recently that the restriction only applies to two consecutive terms.

The bill would change that by barring

a person from serving more than two terms as president during his of

her her lifetime. If it’s approved by the council, the referendum

would go before voters this November.

If the referendum passes, it goes into

effect in 2018. Meaning that former president Joe Shirley, Jr. can

continue his campaign this year for a third, non-consecutive term as




MT. PLEASANT, Mich. – Members of the

Saginaw Chippewa Tribe of Michigan who are being disenrolled held a

protest on July 26.

The tribe is removing 234 people from

the rolls. Most have been targeted in the past and had their cases

dismissed so they question why the effort has restarted. “This

isn’t just a membership issue or an employment issue,” Lisa

Kennedy told media at the protest, which took place along with the

tribe’s 30th anniversary powwow. “This is an issue of human


The tribe’s Office of Administrative

Hearings has allowed the disenrollment proceedings to move forward.



MONTVILLE, Conn. – The Mohegan Tribe of

Connecticut saw declines in revenues and profits at its gaming


For the quarter ending June 30, the

Mohegan Tribal Gaming Authority said profits were $13.9 million, down

from $22.3 million in the same quarter last year. That represents a

37.7 percent decline.

Net revenues were $326.3 million, down

from $344.2 million a year ago. That represents a 5.2 percent


“Although we were able to gain

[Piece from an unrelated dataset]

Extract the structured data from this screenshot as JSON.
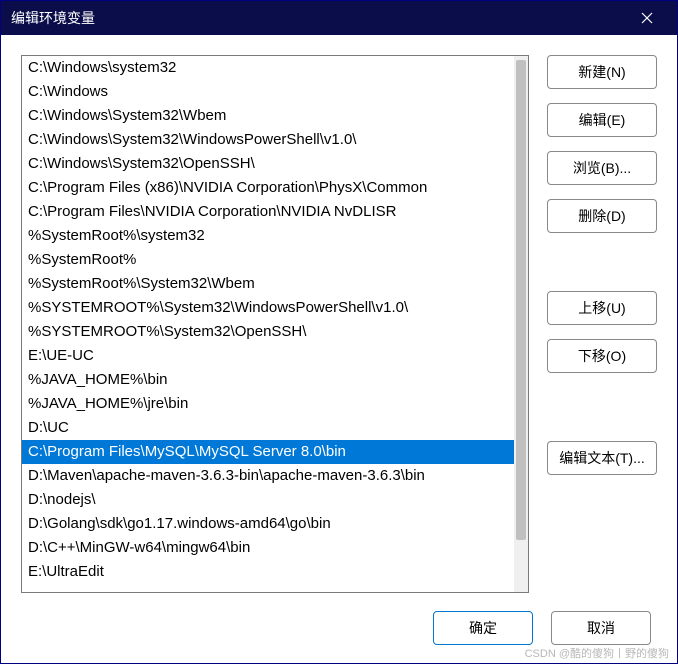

market share in both Connecticut and Pennsylvania during the quarter,

the overall lack of confidence in the economy and decline in

discretionary dollars continue to be a challenge,” Mitchell

Grossinger Etess, Chief Executive Officer of the MTGA, said in a

press release.

The tribe operates the Mohegan Sun, an

Indian gaming facility on its reservation in Connecticut, and the

Mohegan Sun at Pocono Downs, a commercial facility in Pennsylvania.

In related news, the tribe gave up the

lease on a proposed commercial casino in western Massachusetts. The

tribe continues to pursue a commercial license in the eastern part of

the state.